(Data about app and page elements)
---------------

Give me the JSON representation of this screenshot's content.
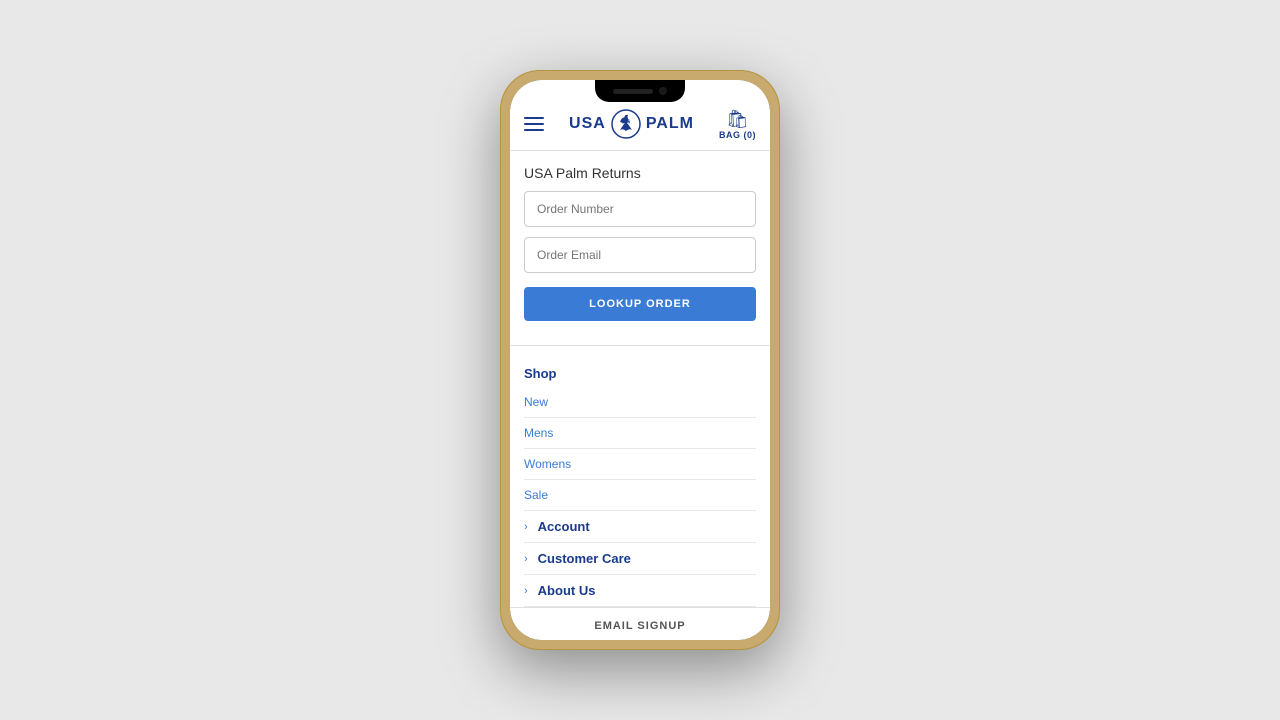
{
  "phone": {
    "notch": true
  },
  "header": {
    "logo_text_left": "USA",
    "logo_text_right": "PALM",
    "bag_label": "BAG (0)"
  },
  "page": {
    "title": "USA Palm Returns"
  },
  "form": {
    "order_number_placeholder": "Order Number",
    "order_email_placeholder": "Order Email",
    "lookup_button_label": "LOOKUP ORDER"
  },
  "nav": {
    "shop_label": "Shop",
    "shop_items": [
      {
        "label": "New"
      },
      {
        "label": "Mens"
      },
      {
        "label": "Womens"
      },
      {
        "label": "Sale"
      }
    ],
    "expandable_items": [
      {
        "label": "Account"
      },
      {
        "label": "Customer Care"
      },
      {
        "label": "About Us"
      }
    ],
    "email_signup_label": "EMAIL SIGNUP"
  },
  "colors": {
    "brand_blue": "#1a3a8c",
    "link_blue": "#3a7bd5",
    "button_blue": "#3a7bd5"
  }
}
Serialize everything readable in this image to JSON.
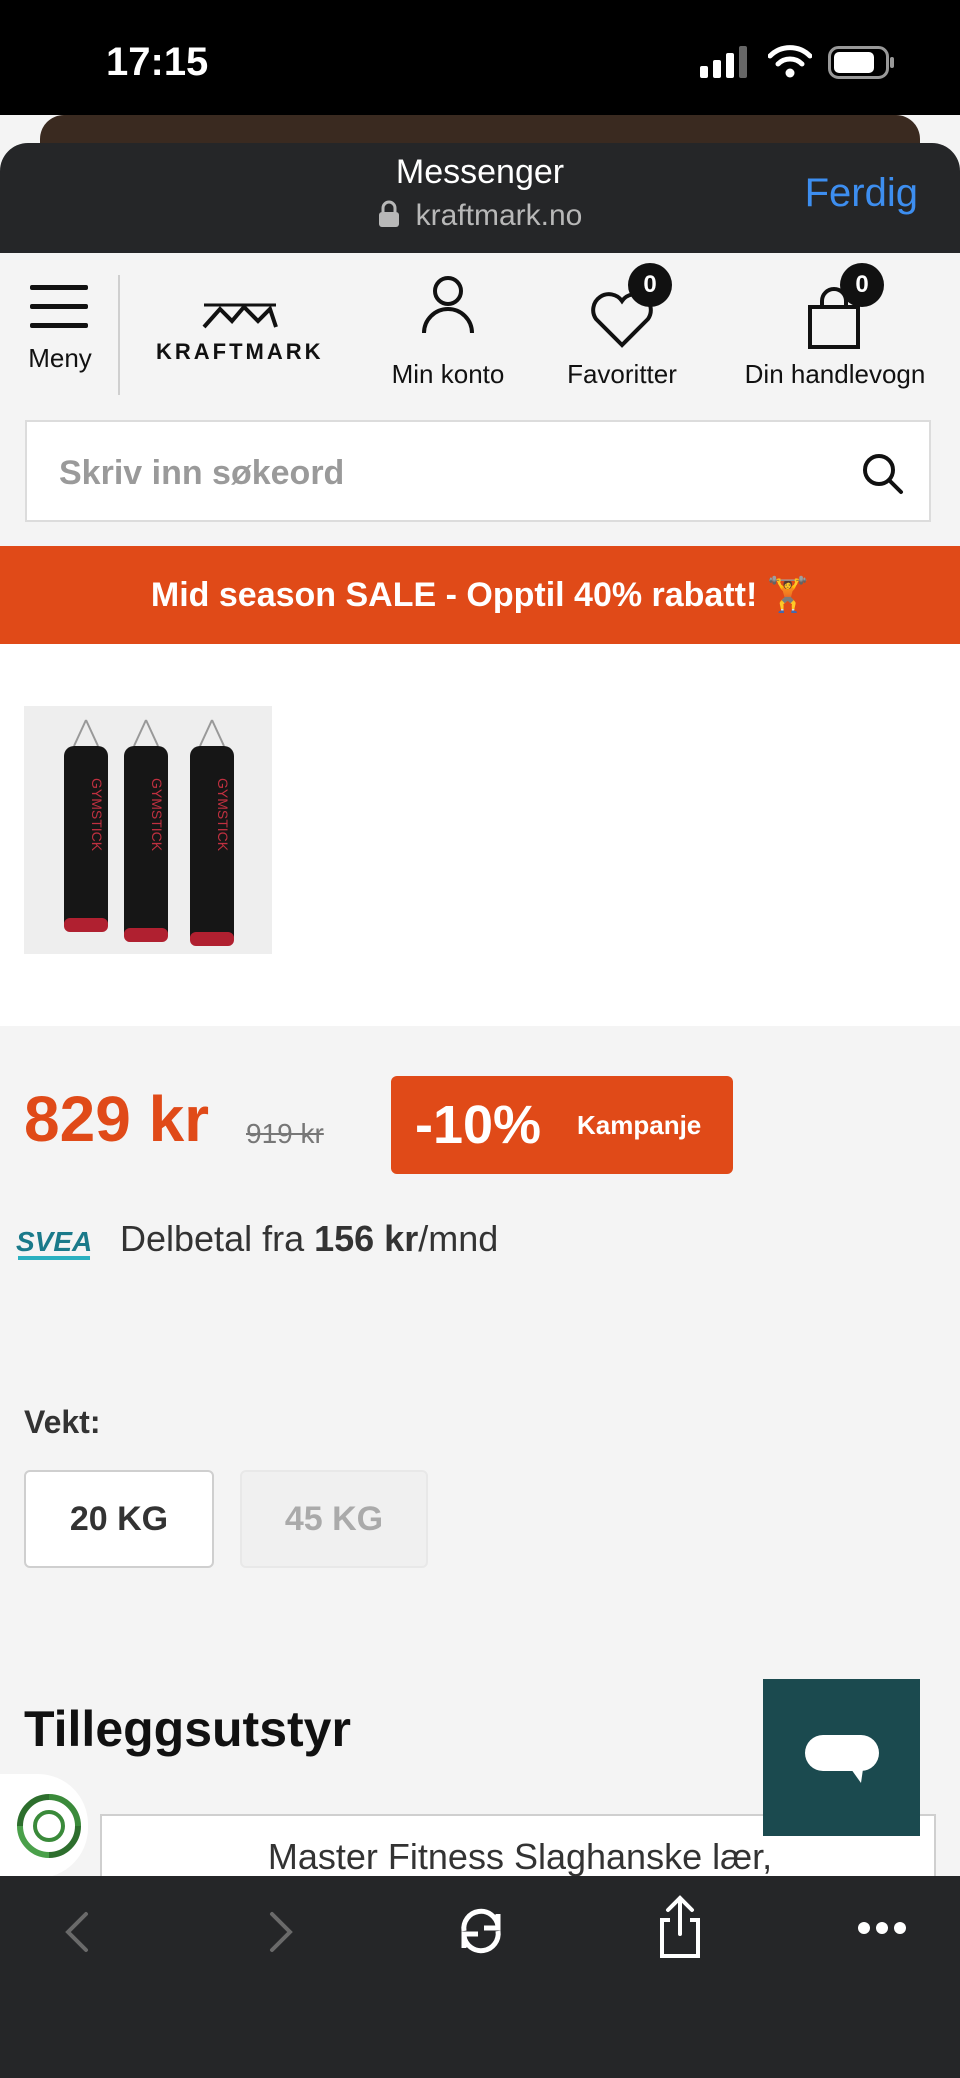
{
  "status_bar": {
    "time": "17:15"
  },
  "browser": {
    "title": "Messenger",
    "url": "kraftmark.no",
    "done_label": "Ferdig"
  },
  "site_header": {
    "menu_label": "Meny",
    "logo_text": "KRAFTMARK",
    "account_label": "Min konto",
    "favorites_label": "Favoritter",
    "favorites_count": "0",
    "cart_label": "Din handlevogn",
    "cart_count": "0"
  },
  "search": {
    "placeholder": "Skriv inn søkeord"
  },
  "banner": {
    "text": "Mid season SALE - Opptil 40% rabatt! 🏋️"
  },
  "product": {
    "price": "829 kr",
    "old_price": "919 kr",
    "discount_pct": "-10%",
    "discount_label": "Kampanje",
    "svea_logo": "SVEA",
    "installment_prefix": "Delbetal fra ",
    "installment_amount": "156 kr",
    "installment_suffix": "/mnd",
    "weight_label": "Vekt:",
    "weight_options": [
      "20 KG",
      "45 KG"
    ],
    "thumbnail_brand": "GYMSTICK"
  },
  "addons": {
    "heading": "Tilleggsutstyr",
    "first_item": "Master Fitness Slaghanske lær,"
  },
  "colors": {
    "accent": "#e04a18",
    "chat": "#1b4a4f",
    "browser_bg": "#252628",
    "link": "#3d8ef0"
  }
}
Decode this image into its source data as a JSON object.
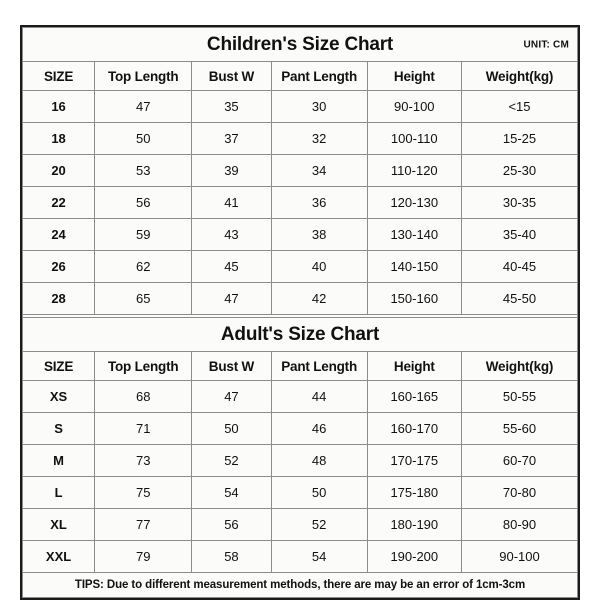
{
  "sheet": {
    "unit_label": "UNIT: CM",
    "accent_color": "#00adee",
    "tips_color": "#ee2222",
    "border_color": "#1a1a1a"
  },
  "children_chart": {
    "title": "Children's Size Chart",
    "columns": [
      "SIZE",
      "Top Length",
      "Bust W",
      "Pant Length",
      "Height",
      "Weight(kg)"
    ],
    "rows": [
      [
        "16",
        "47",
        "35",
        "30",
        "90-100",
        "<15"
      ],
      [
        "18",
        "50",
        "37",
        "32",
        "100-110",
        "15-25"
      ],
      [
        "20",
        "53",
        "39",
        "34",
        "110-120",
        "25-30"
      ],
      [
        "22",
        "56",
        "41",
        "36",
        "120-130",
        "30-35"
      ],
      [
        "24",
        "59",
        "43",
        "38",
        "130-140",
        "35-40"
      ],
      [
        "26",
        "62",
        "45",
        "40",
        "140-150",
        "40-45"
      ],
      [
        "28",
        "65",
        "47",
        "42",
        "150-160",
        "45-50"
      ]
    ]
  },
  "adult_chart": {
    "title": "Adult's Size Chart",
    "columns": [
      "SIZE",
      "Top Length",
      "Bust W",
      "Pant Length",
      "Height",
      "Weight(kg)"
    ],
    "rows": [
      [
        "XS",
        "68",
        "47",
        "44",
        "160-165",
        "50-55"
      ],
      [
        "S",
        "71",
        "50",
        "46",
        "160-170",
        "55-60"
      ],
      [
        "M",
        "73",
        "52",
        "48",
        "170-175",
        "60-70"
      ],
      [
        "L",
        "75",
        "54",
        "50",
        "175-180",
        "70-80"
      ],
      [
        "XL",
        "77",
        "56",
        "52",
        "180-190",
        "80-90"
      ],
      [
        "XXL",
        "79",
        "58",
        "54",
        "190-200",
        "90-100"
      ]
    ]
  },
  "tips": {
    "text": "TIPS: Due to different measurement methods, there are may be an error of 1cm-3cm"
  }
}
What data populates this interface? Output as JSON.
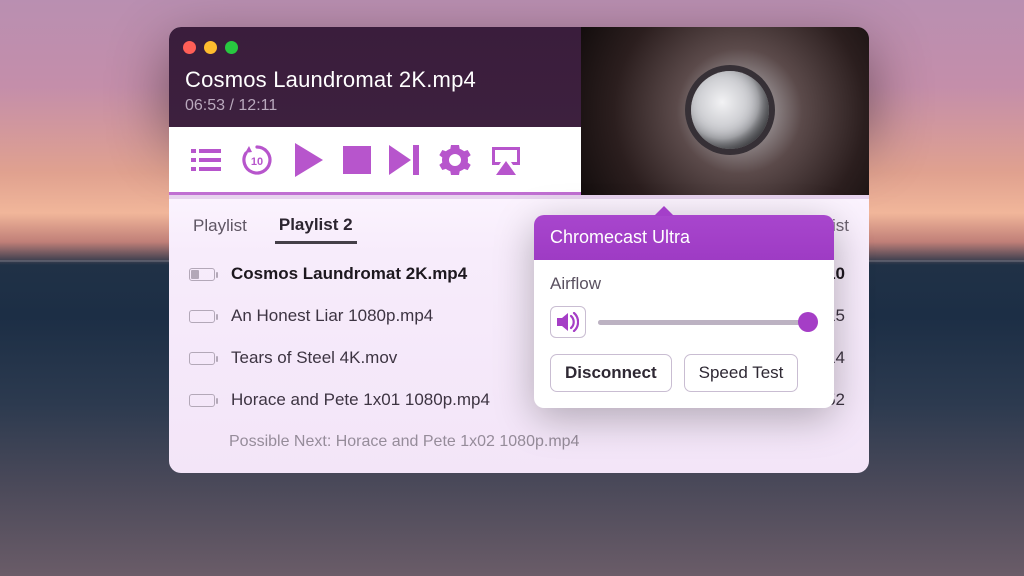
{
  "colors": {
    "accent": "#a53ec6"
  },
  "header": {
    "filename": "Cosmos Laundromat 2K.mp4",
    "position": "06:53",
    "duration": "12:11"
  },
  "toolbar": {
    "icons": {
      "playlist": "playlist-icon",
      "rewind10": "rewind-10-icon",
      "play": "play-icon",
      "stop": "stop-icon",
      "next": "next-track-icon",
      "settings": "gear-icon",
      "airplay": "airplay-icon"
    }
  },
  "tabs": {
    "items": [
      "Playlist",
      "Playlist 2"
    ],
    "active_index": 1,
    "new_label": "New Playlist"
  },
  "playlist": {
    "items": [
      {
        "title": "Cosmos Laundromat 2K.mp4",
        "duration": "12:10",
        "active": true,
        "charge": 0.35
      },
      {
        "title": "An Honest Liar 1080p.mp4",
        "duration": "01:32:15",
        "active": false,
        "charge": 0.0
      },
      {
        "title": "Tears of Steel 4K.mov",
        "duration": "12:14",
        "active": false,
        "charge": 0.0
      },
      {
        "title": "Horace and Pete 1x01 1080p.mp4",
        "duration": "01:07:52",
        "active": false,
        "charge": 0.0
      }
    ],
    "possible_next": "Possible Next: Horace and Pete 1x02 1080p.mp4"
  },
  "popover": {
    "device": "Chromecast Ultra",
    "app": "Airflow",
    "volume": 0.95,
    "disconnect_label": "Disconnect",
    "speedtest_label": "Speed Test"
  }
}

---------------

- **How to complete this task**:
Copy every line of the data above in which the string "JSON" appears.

- **Response**:
Give me the JSON representation of this screenshot's content.
Serialize everything readable in this image to JSON.
Decode this image into its source data as a JSON object.
What data populates this interface? Output as JSON.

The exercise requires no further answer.